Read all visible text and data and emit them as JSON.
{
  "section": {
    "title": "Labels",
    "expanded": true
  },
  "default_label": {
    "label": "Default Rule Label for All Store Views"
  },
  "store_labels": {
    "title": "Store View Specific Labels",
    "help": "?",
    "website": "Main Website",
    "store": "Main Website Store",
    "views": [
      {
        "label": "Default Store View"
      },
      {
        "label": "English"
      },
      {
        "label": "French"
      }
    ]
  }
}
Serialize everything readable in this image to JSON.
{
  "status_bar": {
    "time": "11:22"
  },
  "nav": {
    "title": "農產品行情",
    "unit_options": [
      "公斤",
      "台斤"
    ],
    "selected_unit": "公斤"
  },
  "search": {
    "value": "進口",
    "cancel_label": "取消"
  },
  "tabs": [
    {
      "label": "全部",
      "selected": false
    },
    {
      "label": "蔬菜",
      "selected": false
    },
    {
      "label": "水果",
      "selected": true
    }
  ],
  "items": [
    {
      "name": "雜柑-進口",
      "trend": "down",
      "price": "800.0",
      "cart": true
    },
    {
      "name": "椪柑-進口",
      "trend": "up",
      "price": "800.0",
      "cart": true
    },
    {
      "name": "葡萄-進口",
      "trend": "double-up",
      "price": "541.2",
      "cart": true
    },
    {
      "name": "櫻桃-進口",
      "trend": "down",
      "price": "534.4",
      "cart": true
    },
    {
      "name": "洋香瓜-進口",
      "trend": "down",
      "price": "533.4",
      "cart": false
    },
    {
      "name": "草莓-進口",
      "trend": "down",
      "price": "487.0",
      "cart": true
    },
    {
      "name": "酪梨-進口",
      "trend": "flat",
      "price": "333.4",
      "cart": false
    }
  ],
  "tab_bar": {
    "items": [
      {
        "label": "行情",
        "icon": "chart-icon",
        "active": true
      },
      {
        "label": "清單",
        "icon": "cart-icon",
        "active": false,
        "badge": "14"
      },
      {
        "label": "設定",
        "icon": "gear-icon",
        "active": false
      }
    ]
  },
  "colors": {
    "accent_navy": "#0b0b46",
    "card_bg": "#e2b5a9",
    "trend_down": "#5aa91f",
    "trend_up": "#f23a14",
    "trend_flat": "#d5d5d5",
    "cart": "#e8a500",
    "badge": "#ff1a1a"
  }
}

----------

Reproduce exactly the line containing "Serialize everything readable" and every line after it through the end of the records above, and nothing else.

◆ **Response to the exercise**:
Serialize everything readable in this image to JSON.
{
  "status_bar": {
    "time": "11:22"
  },
  "nav": {
    "title": "農產品行情",
    "unit_options": [
      "公斤",
      "台斤"
    ],
    "selected_unit": "公斤"
  },
  "search": {
    "value": "進口",
    "cancel_label": "取消"
  },
  "tabs": [
    {
      "label": "全部",
      "selected": false
    },
    {
      "label": "蔬菜",
      "selected": false
    },
    {
      "label": "水果",
      "selected": true
    }
  ],
  "items": [
    {
      "name": "雜柑-進口",
      "trend": "down",
      "price": "800.0",
      "cart": true
    },
    {
      "name": "椪柑-進口",
      "trend": "up",
      "price": "800.0",
      "cart": true
    },
    {
      "name": "葡萄-進口",
      "trend": "double-up",
      "price": "541.2",
      "cart": true
    },
    {
      "name": "櫻桃-進口",
      "trend": "down",
      "price": "534.4",
      "cart": true
    },
    {
      "name": "洋香瓜-進口",
      "trend": "down",
      "price": "533.4",
      "cart": false
    },
    {
      "name": "草莓-進口",
      "trend": "down",
      "price": "487.0",
      "cart": true
    },
    {
      "name": "酪梨-進口",
      "trend": "flat",
      "price": "333.4",
      "cart": false
    }
  ],
  "tab_bar": {
    "items": [
      {
        "label": "行情",
        "icon": "chart-icon",
        "active": true
      },
      {
        "label": "清單",
        "icon": "cart-icon",
        "active": false,
        "badge": "14"
      },
      {
        "label": "設定",
        "icon": "gear-icon",
        "active": false
      }
    ]
  },
  "colors": {
    "accent_navy": "#0b0b46",
    "card_bg": "#e2b5a9",
    "trend_down": "#5aa91f",
    "trend_up": "#f23a14",
    "trend_flat": "#d5d5d5",
    "cart": "#e8a500",
    "badge": "#ff1a1a"
  }
}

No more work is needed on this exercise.